--- Requirement ---
Apart from the images, reproduce all of the data word for word.

■ ■ ■

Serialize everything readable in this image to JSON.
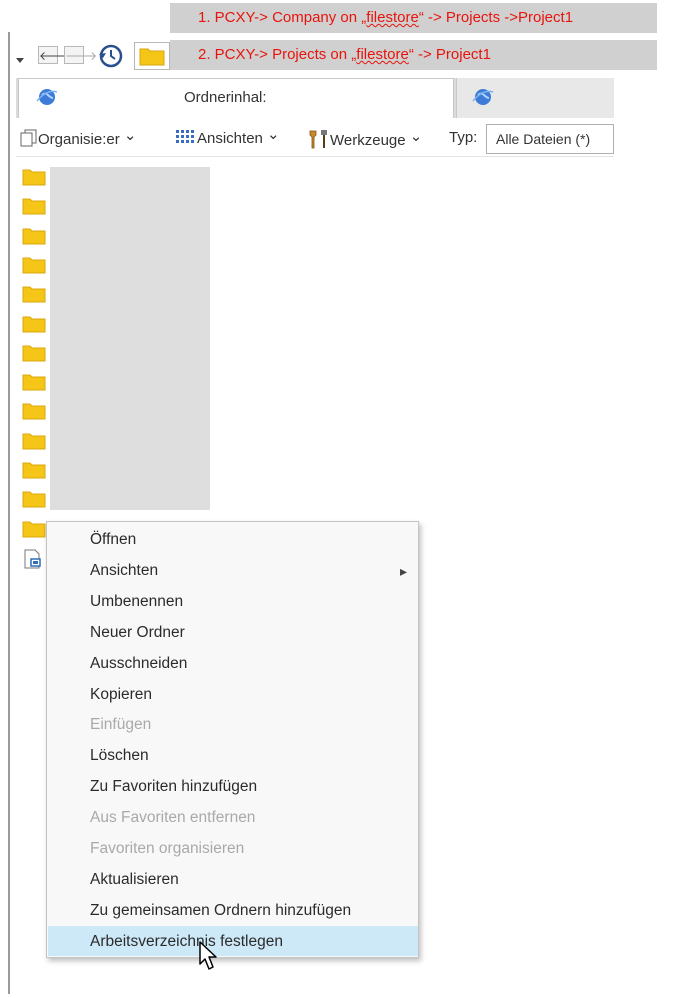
{
  "annotations": [
    {
      "prefix": "1. PCXY-> Company on „",
      "link": "filestore",
      "suffix": "“  -> Projects ->Project1"
    },
    {
      "prefix": "2. PCXY-> Projects on „",
      "link": "filestore",
      "suffix": "“  -> Project1"
    }
  ],
  "nav": {
    "back": "🡐",
    "forward": "🡒"
  },
  "tabs": {
    "active_label": "Ordnerinhal:"
  },
  "commandbar": {
    "organize_label": "Organisie:er",
    "views_label": "Ansichten",
    "tools_label": "Werkzeuge",
    "type_label": "Typ:",
    "type_value": "Alle Dateien (*)",
    "chevron": "⌄"
  },
  "context_menu": {
    "submenu_arrow": "▸",
    "items": [
      {
        "label": "Öffnen",
        "enabled": true
      },
      {
        "label": "Ansichten",
        "enabled": true,
        "submenu": true
      },
      {
        "label": "Umbenennen",
        "enabled": true
      },
      {
        "label": "Neuer Ordner",
        "enabled": true
      },
      {
        "label": "Ausschneiden",
        "enabled": true
      },
      {
        "label": "Kopieren",
        "enabled": true
      },
      {
        "label": "Einfügen",
        "enabled": false
      },
      {
        "label": "Löschen",
        "enabled": true
      },
      {
        "label": "Zu Favoriten hinzufügen",
        "enabled": true
      },
      {
        "label": "Aus Favoriten entfernen",
        "enabled": false
      },
      {
        "label": "Favoriten organisieren",
        "enabled": false
      },
      {
        "label": "Aktualisieren",
        "enabled": true
      },
      {
        "label": "Zu gemeinsamen Ordnern hinzufügen",
        "enabled": true
      },
      {
        "label": "Arbeitsverzeichnis festlegen",
        "enabled": true,
        "highlighted": true
      }
    ]
  },
  "colors": {
    "annotation_text": "#e8140c",
    "highlight": "#cde8f7",
    "folder": "#f5c518"
  }
}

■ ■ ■

--- The answer ---
Serialize everything readable in this image to JSON.
{
  "annotations": [
    {
      "prefix": "1. PCXY-> Company on „",
      "link": "filestore",
      "suffix": "“  -> Projects ->Project1"
    },
    {
      "prefix": "2. PCXY-> Projects on „",
      "link": "filestore",
      "suffix": "“  -> Project1"
    }
  ],
  "nav": {
    "back": "🡐",
    "forward": "🡒"
  },
  "tabs": {
    "active_label": "Ordnerinhal:"
  },
  "commandbar": {
    "organize_label": "Organisie:er",
    "views_label": "Ansichten",
    "tools_label": "Werkzeuge",
    "type_label": "Typ:",
    "type_value": "Alle Dateien (*)",
    "chevron": "⌄"
  },
  "context_menu": {
    "submenu_arrow": "▸",
    "items": [
      {
        "label": "Öffnen",
        "enabled": true
      },
      {
        "label": "Ansichten",
        "enabled": true,
        "submenu": true
      },
      {
        "label": "Umbenennen",
        "enabled": true
      },
      {
        "label": "Neuer Ordner",
        "enabled": true
      },
      {
        "label": "Ausschneiden",
        "enabled": true
      },
      {
        "label": "Kopieren",
        "enabled": true
      },
      {
        "label": "Einfügen",
        "enabled": false
      },
      {
        "label": "Löschen",
        "enabled": true
      },
      {
        "label": "Zu Favoriten hinzufügen",
        "enabled": true
      },
      {
        "label": "Aus Favoriten entfernen",
        "enabled": false
      },
      {
        "label": "Favoriten organisieren",
        "enabled": false
      },
      {
        "label": "Aktualisieren",
        "enabled": true
      },
      {
        "label": "Zu gemeinsamen Ordnern hinzufügen",
        "enabled": true
      },
      {
        "label": "Arbeitsverzeichnis festlegen",
        "enabled": true,
        "highlighted": true
      }
    ]
  },
  "colors": {
    "annotation_text": "#e8140c",
    "highlight": "#cde8f7",
    "folder": "#f5c518"
  }
}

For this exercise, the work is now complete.